The telecom industry continues to advance its efforts to reinvent their main switching facility, the telecom central office. SDN and NFV applied to the broadband network (in a software-defined access network, or SDAN) allows closed hardware-based infrastructure to evolve to open software-defined platforms with much of the functionality virtualized. Through considered rearchitecting of industry-standard designs, software and hardware of the traditional node architecture are disaggregated. Which elements in the technology stack can be optimized, downsized or upgraded? You can learn this from Cloud Central Office (CloudCO) innovators and developers at the industry-leading Broadband World Forum event which, this year, is also virtualized!
Progress in CloudCO architectures is well under way. Disaggregation enables independent development and validation of the various components of a broadband solution, transforming the access network into a programmable, scalable and modular infrastructure. Because the disaggregated access node functions are more flexible than those in traditional network elements, it is easier to change and customize functionality. With open APIs, you can broadly reprogram functions in the user, control and management planes, without functional limitations, or change cycles that require the recompiling of node software or the swapping out of equipment. It all brings enhanced control on every component of the OLT and decouples ONU configuration for improved interoperability. Read here, for example, how Multi-Vendor ONU Connect with a virtual ONU Management and Control Interface (vOMCI) makes PON interoperability issues a thing of the past.
An important theme across the telecom industry in 2020 is the co-existence of SDN and traditional, and the migration path for brownfield deployments. Operators are now rapidly enhancing their understanding of virtualization and are soliciting bids to refresh their technology with SDAN. Many service providers around the world are trialing disaggregated architectures to reap the benefits of SDN and a multi-vendor ecosystem. It’s important to note that the promise of SDAN is independent of the type of hardware architecture (SDN native and legacy, big chassis-based systems, or smaller modular stackable nodes) as all come with the same SDN access controller that provides a platform for full programmability and automation across the entire access domain. Nokia’s world-leading Altiplano Access Controller platform enables operators to immediately take the right path.

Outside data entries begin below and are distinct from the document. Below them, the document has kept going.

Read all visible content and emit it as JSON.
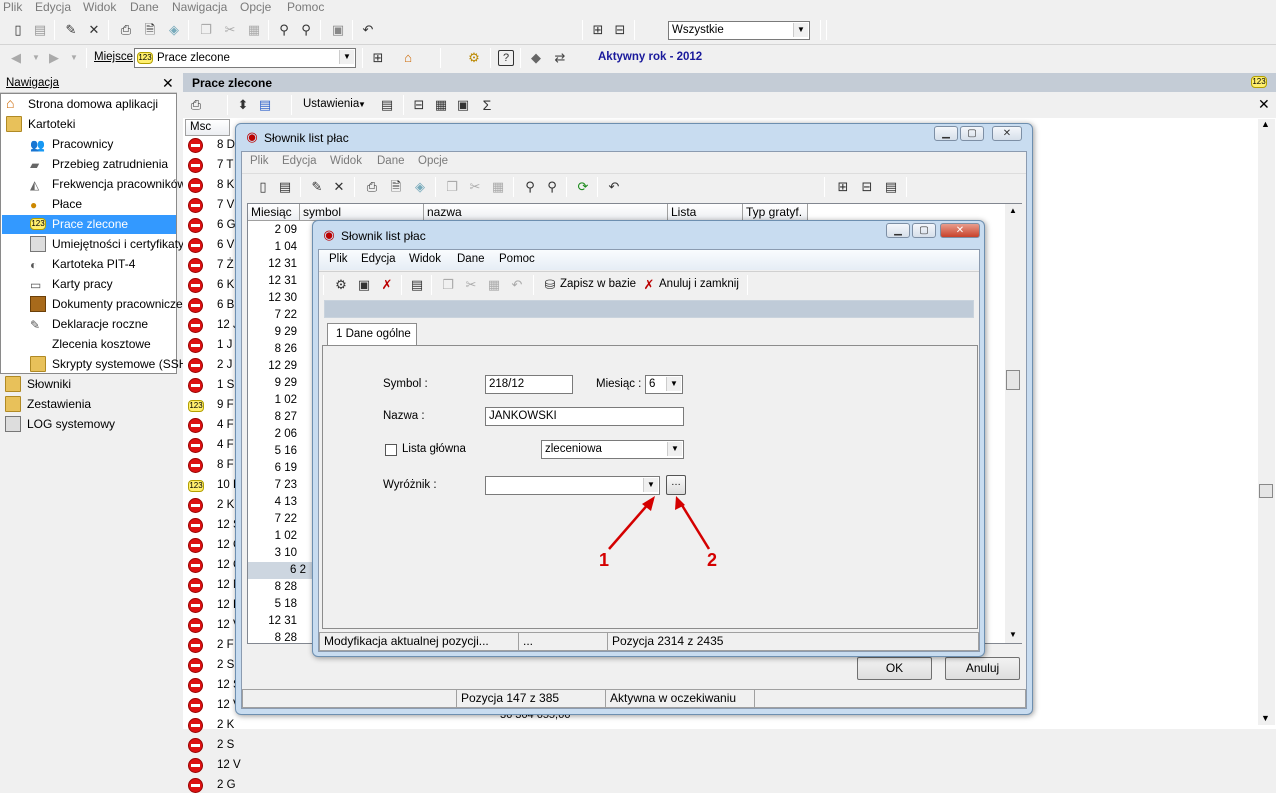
{
  "menubar": {
    "items": [
      "Plik",
      "Edycja",
      "Widok",
      "Dane",
      "Nawigacja",
      "Opcje",
      "Pomoc"
    ]
  },
  "filter": {
    "value": "Wszystkie"
  },
  "addressbar": {
    "place_label": "Miejsce",
    "place_value": "Prace zlecone",
    "year_label": "Aktywny rok - 2012"
  },
  "nav": {
    "title": "Nawigacja",
    "items": [
      "Strona domowa aplikacji",
      "Kartoteki",
      "Pracownicy",
      "Przebieg zatrudnienia",
      "Frekwencja pracowników",
      "Płace",
      "Prace zlecone",
      "Umiejętności i certyfikaty",
      "Kartoteka PIT-4",
      "Karty pracy",
      "Dokumenty pracownicze",
      "Deklaracje roczne",
      "Zlecenia kosztowe",
      "Skrypty systemowe (SSH)",
      "Słowniki",
      "Zestawienia",
      "LOG systemowy"
    ]
  },
  "main": {
    "title": "Prace zlecone",
    "settings_label": "Ustawienia",
    "col_msc": "Msc",
    "rows": [
      "8 D",
      "7 T",
      "8 K",
      "7 V",
      "6 G",
      "6 V",
      "7 Ż",
      "6 K",
      "6 B",
      "12 J",
      "1 J",
      "2 J",
      "1 S",
      "9 F",
      "4 F",
      "4 F",
      "8 F",
      "10 F",
      "2 K",
      "12 S",
      "12 G",
      "12 C",
      "12 M",
      "12 B",
      "12 V",
      "2 F",
      "2 S",
      "12 S",
      "12 V",
      "2 K",
      "2 S",
      "12 V",
      "2 G"
    ],
    "bottom_value": "36 364 655,66"
  },
  "outer_window": {
    "title": "Słownik list płac",
    "menu": [
      "Plik",
      "Edycja",
      "Widok",
      "Dane",
      "Opcje"
    ],
    "columns": [
      "Miesiąc",
      "symbol",
      "nazwa",
      "Lista główna?",
      "Typ gratyf."
    ],
    "months": [
      "2 09",
      "1 04",
      "12 31",
      "12 31",
      "12 30",
      "7 22",
      "9 29",
      "8 26",
      "12 29",
      "9 29",
      "1 02",
      "8 27",
      "2 06",
      "5 16",
      "6 19",
      "7 23",
      "4 13",
      "7 22",
      "1 02",
      "3 10",
      "6 2",
      "8 28",
      "5 18",
      "12 31",
      "8 28"
    ],
    "ok_label": "OK",
    "cancel_label": "Anuluj",
    "status_position": "Pozycja 147 z 385",
    "status_state": "Aktywna w oczekiwaniu"
  },
  "inner_window": {
    "title": "Słownik list płac",
    "menu": [
      "Plik",
      "Edycja",
      "Widok",
      "Dane",
      "Pomoc"
    ],
    "save_label": "Zapisz w bazie",
    "cancel_close_label": "Anuluj i zamknij",
    "tab_label": "1 Dane ogólne",
    "symbol_label": "Symbol :",
    "symbol_value": "218/12",
    "month_label": "Miesiąc :",
    "month_value": "6",
    "name_label": "Nazwa :",
    "name_value": "JANKOWSKI",
    "main_list_label": "Lista główna",
    "type_value": "zleceniowa",
    "marker_label": "Wyróżnik :",
    "marker_value": "",
    "annotation_1": "1",
    "annotation_2": "2",
    "status_mode": "Modyfikacja aktualnej pozycji...",
    "status_dots": "...",
    "status_position": "Pozycja 2314 z 2435"
  },
  "icons": {
    "accent": "#d11111",
    "annotation_color": "#d40000",
    "title_blue": "#1a1a9c"
  }
}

The automation software and orchestration business is a tough space: recently, Lumina Networks, who provided an open-source OpenDaylight SDN controller, went out of business. From this insider blog post, it is clear that the industry has still to overcome a lot of barriers associated with open-source; more specifically, the challenge of adding value on top of open-source software and breaking away from the “open must be free” mindset. The message for the open-source community in SDAN is not to treat open-source as an end product, but an enabling technology that can deliver more transparent solutions which can evolve incrementally and quickly to a fully hardened and integrated product.

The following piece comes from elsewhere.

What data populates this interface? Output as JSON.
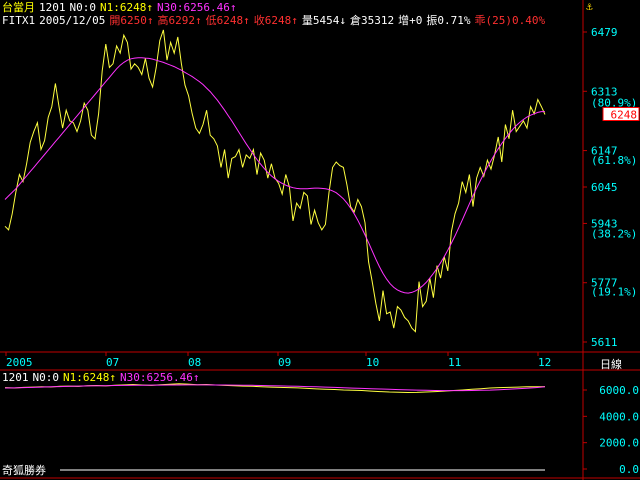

At Nokia, we’ve long used open-source best-practices as an integral part of our R&D and SDAN solutions, leveraging innovation from IT best-practices for non-differentiating aspects of implementations. A great example is the OB-BAA open-source project. This year the Broadband Forum finalized their fourth major release of the open-source reference implementation OB-BAA, which can be used by fixed access domain controllers in open disaggregated access architectures. It includes the vOMCI specification, and the ability for access nodes to intercept and redirect control plane packets to SDN applications.

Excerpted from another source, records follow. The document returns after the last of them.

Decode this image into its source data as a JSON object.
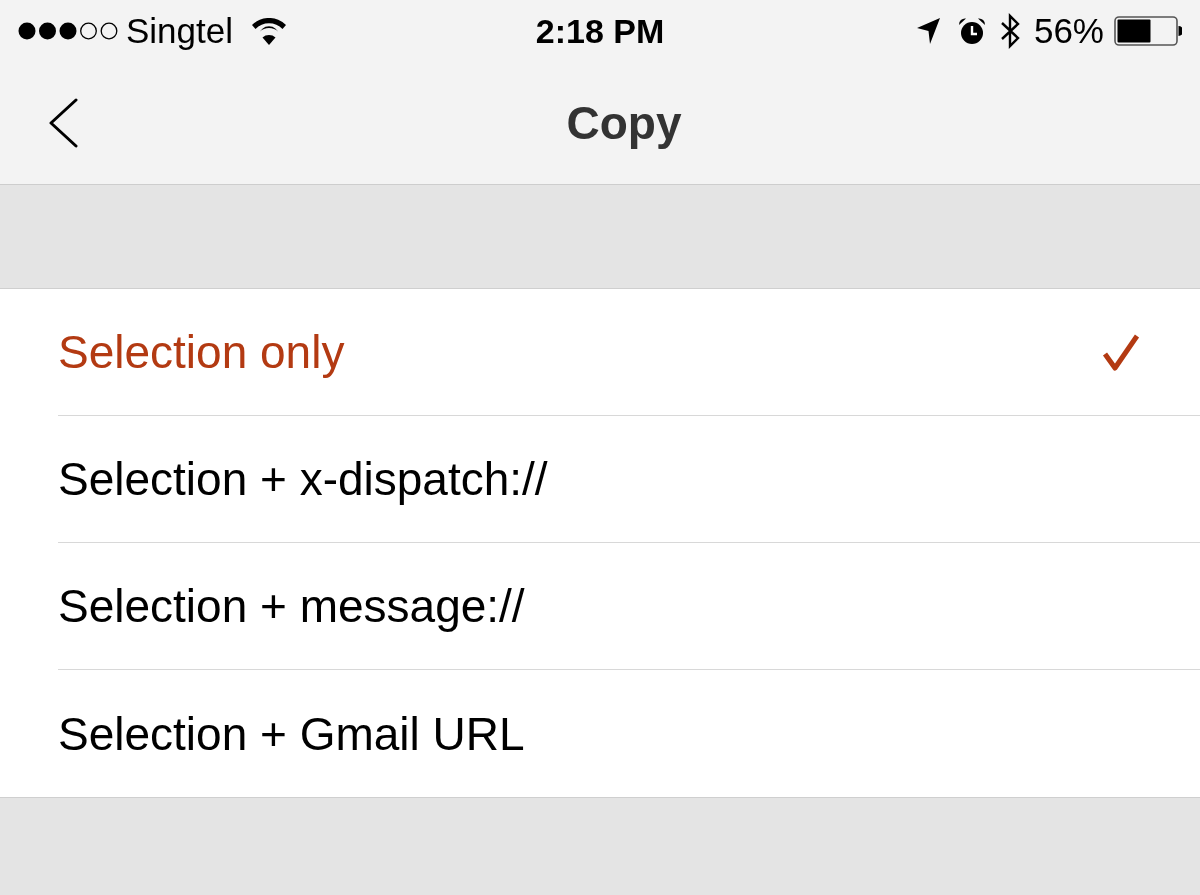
{
  "status_bar": {
    "carrier": "Singtel",
    "time": "2:18 PM",
    "battery_percent": "56%"
  },
  "nav_bar": {
    "title": "Copy"
  },
  "options": [
    {
      "label": "Selection only",
      "selected": true
    },
    {
      "label": "Selection + x-dispatch://",
      "selected": false
    },
    {
      "label": "Selection + message://",
      "selected": false
    },
    {
      "label": "Selection + Gmail URL",
      "selected": false
    }
  ]
}
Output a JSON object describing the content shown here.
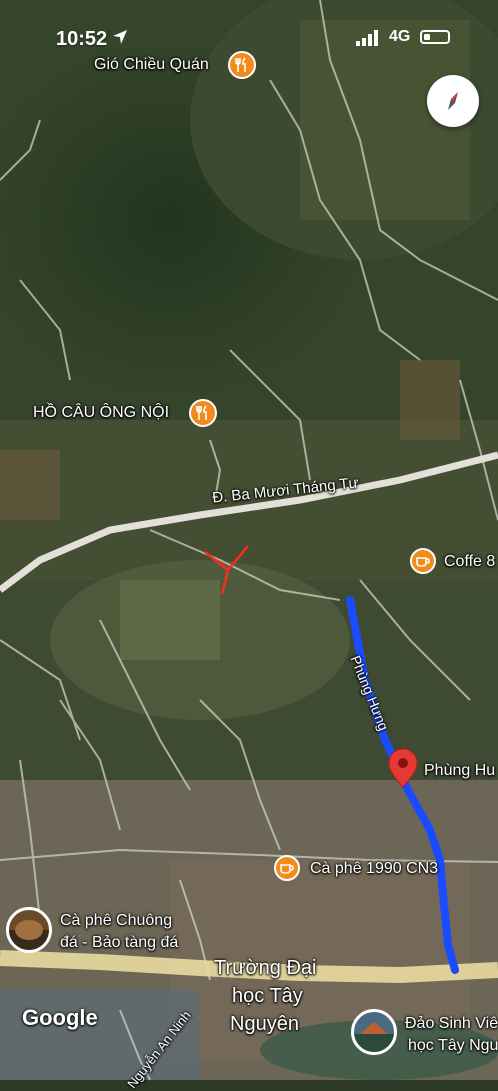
{
  "status_bar": {
    "time": "10:52",
    "network": "4G"
  },
  "map": {
    "places": {
      "gio_chieu_quan": "Gió Chiều Quán",
      "ho_cau": "HỒ CÂU ÔNG NỘI",
      "coffee": "Coffe 8",
      "phung_hung_pin": "Phùng Hu",
      "ca_phe_1990": "Cà phê 1990 CN3",
      "ca_phe_chuong_line1": "Cà phê Chuông",
      "ca_phe_chuong_line2": "đá - Bảo tàng đá",
      "truong_line1": "Trường Đại",
      "truong_line2": "học Tây",
      "truong_line3": "Nguyên",
      "dao_sinh_vien_line1": "Đảo Sinh Viê",
      "dao_sinh_vien_line2": "học Tây Ngu"
    },
    "roads": {
      "ba_muoi_thang_tu": "Đ. Ba Mươi Tháng Tư",
      "phung_hung": "Phùng Hưng",
      "nguyen_an_ninh": "Nguyễn An Ninh"
    },
    "attribution": "Google",
    "route_color": "#1a4cff",
    "marker_color": "#e53935",
    "poi_color": "#f28b1c"
  }
}
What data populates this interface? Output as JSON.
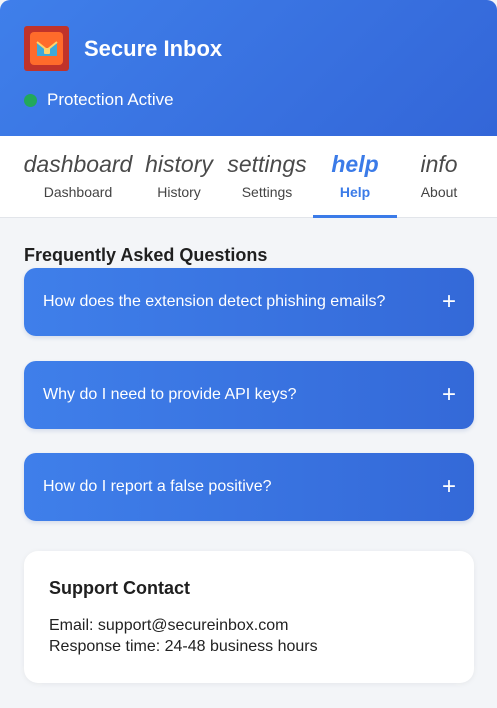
{
  "header": {
    "title": "Secure Inbox",
    "status_text": "Protection Active",
    "status_color": "#22a85a",
    "logo_icon": "envelope-shield-icon"
  },
  "tabs": [
    {
      "icon": "dashboard",
      "label": "Dashboard",
      "active": false
    },
    {
      "icon": "history",
      "label": "History",
      "active": false
    },
    {
      "icon": "settings",
      "label": "Settings",
      "active": false
    },
    {
      "icon": "help",
      "label": "Help",
      "active": true
    },
    {
      "icon": "info",
      "label": "About",
      "active": false
    }
  ],
  "faq": {
    "title": "Frequently Asked Questions",
    "expand_symbol": "+",
    "items": [
      {
        "question": "How does the extension detect phishing emails?"
      },
      {
        "question": "Why do I need to provide API keys?"
      },
      {
        "question": "How do I report a false positive?"
      }
    ]
  },
  "support": {
    "title": "Support Contact",
    "email_line": "Email: support@secureinbox.com",
    "response_line": "Response time: 24-48 business hours"
  },
  "colors": {
    "accent": "#3b7be8",
    "header_gradient_start": "#3f7fea",
    "header_gradient_end": "#3366d8"
  }
}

There is still much work to be done to reinvent the central office, but by leveraging our networking expertise and system integration capabilities, Nokia is helping define the CloudCO blueprint for traditional, SDN native and white box implementations. Come and discuss the engineering, migration and deployment of CloudCO in the Broadband Forum Pavilion during the virtual Broadband World Forum 2020 in October.